Obama Didn't "Make the Economy Worse." Throughout the 2012 campaign, Romney and his GOP amen corner also insisted President Obama "made the economy worse." Speaker John Boehner has kept up the chant since, denouncing Obama's "job-killing tax increases" and "job-crushing" health care reform law.The same writer also notes that health care reform is going along quite splendidly.
But in 2014, I was shocked--SHOCKED!--to learn that the GOP claims weren't true. CBO director Douglas Elmendorf explained that the overwhelming consensus of economists agreed that Obama's $800 billion stimulus program was a success, at its peak adding as many as 3.3 million jobs and boosting GDP by as much as 4.1 percent. (No wonder Republicans want to fire him.) Former McCain economic adviser Mark Zandi concluded that the federal government had prevented "Great Depression 2.0." As we learned in October, when it comes to cutting unemployment, spurring investment and driving economic growth, Barack Obama is out-Reaganing Reagan at the same point in his presidency.
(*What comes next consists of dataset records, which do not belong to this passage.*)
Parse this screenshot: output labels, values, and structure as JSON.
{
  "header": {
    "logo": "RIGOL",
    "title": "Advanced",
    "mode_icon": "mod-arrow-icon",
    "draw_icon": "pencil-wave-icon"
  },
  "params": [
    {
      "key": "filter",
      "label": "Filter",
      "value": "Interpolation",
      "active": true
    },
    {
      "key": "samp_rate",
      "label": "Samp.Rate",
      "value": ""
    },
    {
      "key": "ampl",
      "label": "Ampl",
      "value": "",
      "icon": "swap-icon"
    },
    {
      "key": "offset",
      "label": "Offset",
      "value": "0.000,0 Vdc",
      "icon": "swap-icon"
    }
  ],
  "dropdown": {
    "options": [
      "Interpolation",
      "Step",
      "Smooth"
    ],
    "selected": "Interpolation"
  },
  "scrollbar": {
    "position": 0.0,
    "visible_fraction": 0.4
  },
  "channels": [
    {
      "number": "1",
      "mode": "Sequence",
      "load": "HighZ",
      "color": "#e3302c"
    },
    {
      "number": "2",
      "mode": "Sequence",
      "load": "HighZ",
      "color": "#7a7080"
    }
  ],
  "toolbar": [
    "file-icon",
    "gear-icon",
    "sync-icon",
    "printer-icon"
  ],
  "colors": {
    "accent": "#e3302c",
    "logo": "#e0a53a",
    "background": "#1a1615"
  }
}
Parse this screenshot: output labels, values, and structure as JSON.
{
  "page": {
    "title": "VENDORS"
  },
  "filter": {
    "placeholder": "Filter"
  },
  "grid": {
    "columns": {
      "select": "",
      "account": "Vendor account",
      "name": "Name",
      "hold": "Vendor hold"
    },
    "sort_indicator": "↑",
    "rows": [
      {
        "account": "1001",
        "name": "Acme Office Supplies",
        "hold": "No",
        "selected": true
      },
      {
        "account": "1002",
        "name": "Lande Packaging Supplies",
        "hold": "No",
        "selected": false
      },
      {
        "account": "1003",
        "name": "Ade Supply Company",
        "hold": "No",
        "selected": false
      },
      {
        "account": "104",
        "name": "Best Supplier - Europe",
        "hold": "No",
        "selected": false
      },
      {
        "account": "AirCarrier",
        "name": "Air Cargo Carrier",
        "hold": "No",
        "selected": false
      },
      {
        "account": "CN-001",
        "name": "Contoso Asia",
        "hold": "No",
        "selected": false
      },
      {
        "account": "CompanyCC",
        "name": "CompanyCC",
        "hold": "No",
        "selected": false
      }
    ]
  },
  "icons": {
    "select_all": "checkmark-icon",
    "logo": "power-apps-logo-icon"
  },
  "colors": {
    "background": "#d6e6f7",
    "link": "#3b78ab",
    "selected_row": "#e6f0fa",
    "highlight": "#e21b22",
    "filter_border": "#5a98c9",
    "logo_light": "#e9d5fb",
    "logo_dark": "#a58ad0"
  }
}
The market has voted and Obamacare won. From the beginning, Republican opponents of Obamacare warned that the Affordable Care Act was a "government takeover of health care." They charged that "Obamacare will destroy the private-insurance market" in order to "make a single-payer, i.e. socialized medicine, system inevitable."What a difference this is to what PCG's writers and others want people to believe, namely that America is about to collapse.
But as Stephen Colbert might have put it, instead the market has voted and Obamacare won. Virtually every constituency in the health care eco-system has come out ahead. In 2014, as many as 25 million Americans acquired insurance through the ACA's expanded Medicaid program, subsidies to buy private plans through exchanges, extension of coverage to young adults and other incentives. And it's not just consumers who are happy. The private insurance carriers are enjoying rising profits, stock prices and new customers, and are entering new markets even as Uncle Sam caps their "medical loss ratio." Hospitals--at least in those states which wisely chose to accept the federal expansion of Medicaid--have seen their bottom lines improve as their costs of caring for the uninsured plummet. Meanwhile, rejectionist red state governors in states like Tennessee and Texas are reconsidering their decisions after the success of Kentucky and Arkansas in dramatically reducing the ranks of the uninsured. And back in the nation's capital, the debt-reducing Obamacare is coming in under budget even as health cost growth has slowed to its lowest level this century.